"The River Kings' Road"

As a so-called “Army brat,” Liane Merciel grew up in Germany, South Korea, and several different parts of the United States. She now lives in Philadelphia, where she practices law. She is an alumnus of Yale University and the College of William & Mary Law School.

She applied the Page 69 Test to her new novel, The River Kings' Road, and reported the following:
As it turns out, Page 69 is a pretty good representation of the whole.

The River Kings' Road
is a high fantasy that begins with that most archetypal of opening scenarios: a village destroyed by faceless villains, a plucky lone survivor, a quest to... well, to run away and stay alive, actually. Oaths of vengeance are for people who don't have kids.

Anyway, the villains don't stay faceless for very long (nor are they as entirely villainous as that opening might suggest), and on this page we see the mastermind of the ambush get the news that not everyone died in the massacre -- an inconvenient little fact that drives much of the action:
For an instant he felt that the floor had dropped away under his feet. The ghostly taste of metal tingled on his tongue. He put out a hand to steady himself against his brother's coffin, and was reassured by its solidity. "Who?"

"Some of the villagers. A runaway horse crashed into the gate, and some fled through the gap it made. One rider. He might have been one of Gal-- one of the targeted men. Hard to say. I couldn't tell who all the dead were, not after she was done, so I can't say for a certainty who's missing. But I thought I knew the face as he went by." Albric paused.
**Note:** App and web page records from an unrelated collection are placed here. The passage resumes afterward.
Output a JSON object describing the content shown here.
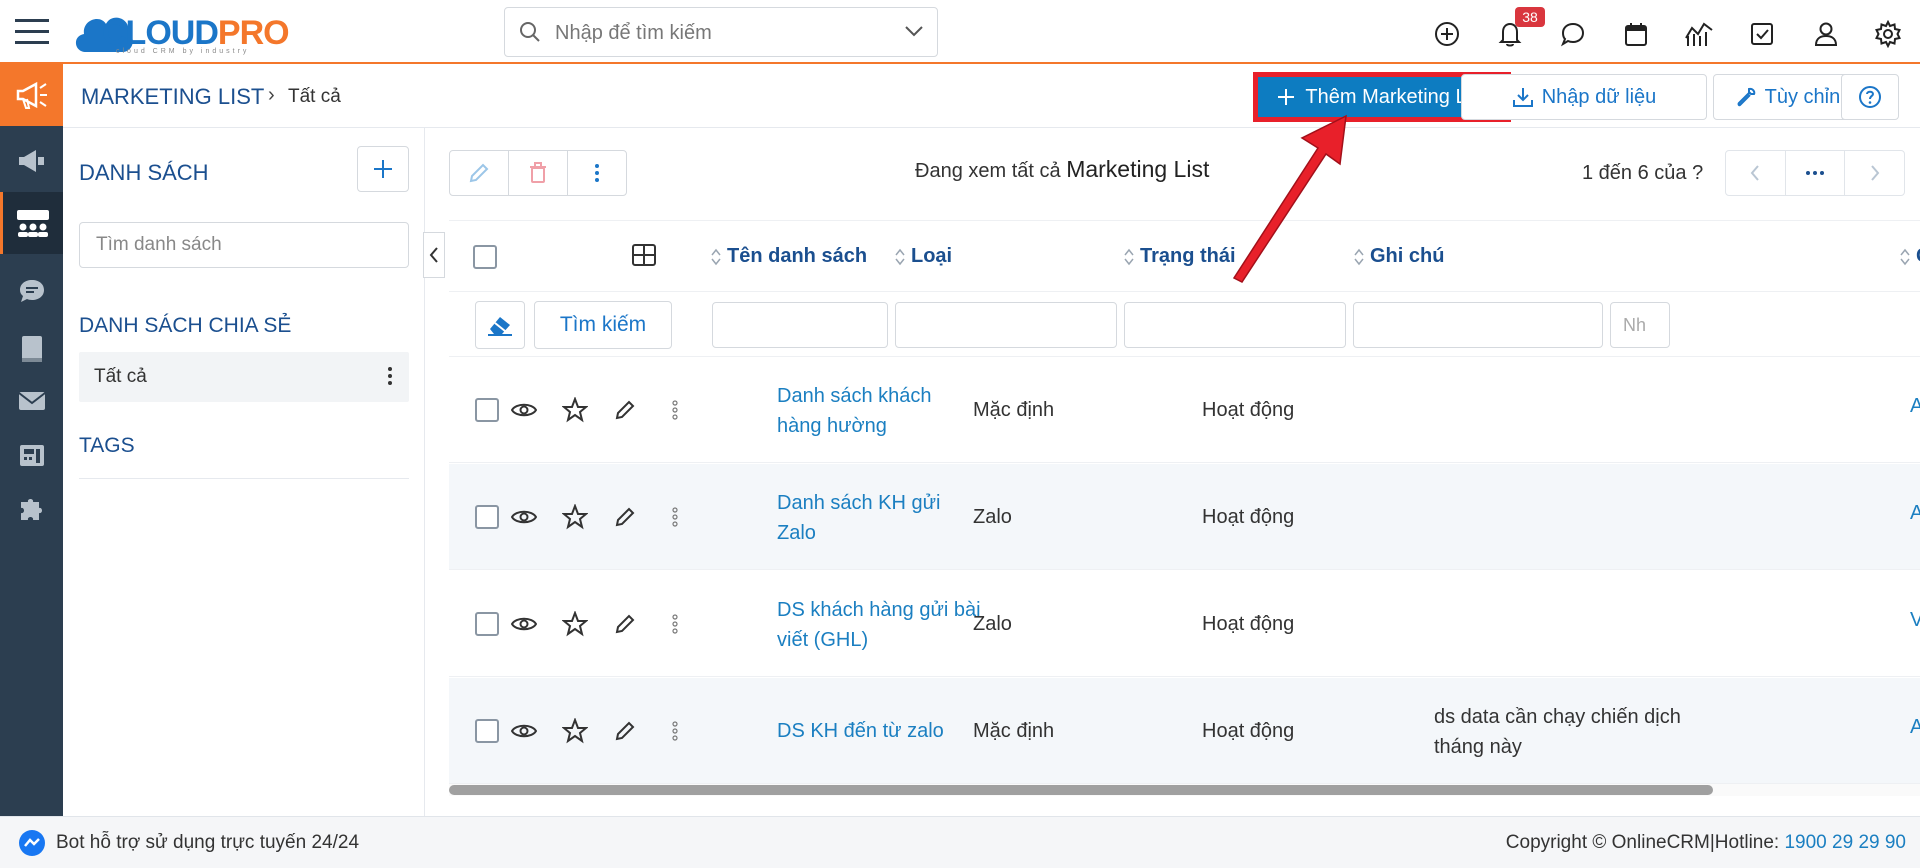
{
  "colors": {
    "brand_blue": "#1b76c8",
    "brand_orange": "#f4772b",
    "sidebar": "#2c3e50",
    "primary_button": "#0d7cc1",
    "highlight_red": "#e8202a",
    "link": "#1b7fc1"
  },
  "app": {
    "logo_cloud": "CLOUD",
    "logo_pro": "PRO",
    "logo_tagline": "cloud CRM by industry"
  },
  "search": {
    "placeholder": "Nhập để tìm kiếm"
  },
  "notifications": {
    "count": "38"
  },
  "top_icons": [
    "plus-circle-icon",
    "bell-icon",
    "chat-icon",
    "calendar-icon",
    "report-chart-icon",
    "task-check-icon",
    "user-icon",
    "gear-icon"
  ],
  "rail_icons": [
    "megaphone-icon",
    "campaign-icon",
    "group-icon",
    "message-icon",
    "book-icon",
    "mail-icon",
    "fax-icon",
    "puzzle-icon"
  ],
  "breadcrumb": {
    "module": "MARKETING LIST",
    "current": "Tất cả"
  },
  "actions": {
    "add": "Thêm Marketing List",
    "import": "Nhập dữ liệu",
    "customize": "Tùy chỉnh"
  },
  "panel": {
    "lists_title": "DANH SÁCH",
    "search_placeholder": "Tìm danh sách",
    "shared_title": "DANH SÁCH CHIA SẺ",
    "shared_item": "Tất cả",
    "tags_title": "TAGS"
  },
  "listing": {
    "viewing_prefix": "Đang xem tất cả",
    "viewing_module": "Marketing List",
    "pager_text": "1 đến 6 của",
    "pager_question": "?",
    "search_button": "Tìm kiếm",
    "columns": [
      "Tên danh sách",
      "Loại",
      "Trạng thái",
      "Ghi chú",
      "G"
    ],
    "filter_partial_placeholder": "Nh",
    "rows": [
      {
        "name": "Danh sách khách hàng hường",
        "type": "Mặc định",
        "status": "Hoạt động",
        "note": "",
        "owner": "Ad"
      },
      {
        "name": "Danh sách KH gửi Zalo",
        "type": "Zalo",
        "status": "Hoạt động",
        "note": "",
        "owner": "Ad"
      },
      {
        "name": "DS khách hàng gửi bài viết (GHL)",
        "type": "Zalo",
        "status": "Hoạt động",
        "note": "",
        "owner": "Vũ"
      },
      {
        "name": "DS KH đến từ zalo",
        "type": "Mặc định",
        "status": "Hoạt động",
        "note": "ds data cần chạy chiến dịch tháng này",
        "owner": "Ad"
      }
    ]
  },
  "footer": {
    "bot": "Bot hỗ trợ sử dụng trực tuyến 24/24",
    "copyright": "Copyright © OnlineCRM|Hotline:",
    "hotline": "1900 29 29 90"
  }
}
It was a tiny hesitation, hardly long enough to blink, but from him that heartbeat of silence spoke volumes. "And the child."
A little later down the page, we come to a snippet that largely sums up the characters' (and, equally, their author's) perspective on their situation: aware of the classic tropes, aware of those romantic happily-ever-afters... and aware that nothing in their own lives is likely to be so simple or so rosy.
The troubadours' songs were filled with orphaned princes who grew up in secret and returned to claim their birthrights from tyranny. The histories were littered with the bloody wreckage of those who had tried it in fact.
...and the rest of the book concerns the various characters' efforts to keep themselves from joining that bloody mess. Some succeed, some don't. Read it and find out who falls where.
Read an excerpt from The River Kings' Road, and learn more about the book and author at Liane Merciel's website.

Visit the complete list of books in the Page 69 Test Series.

--Marshal Zeringue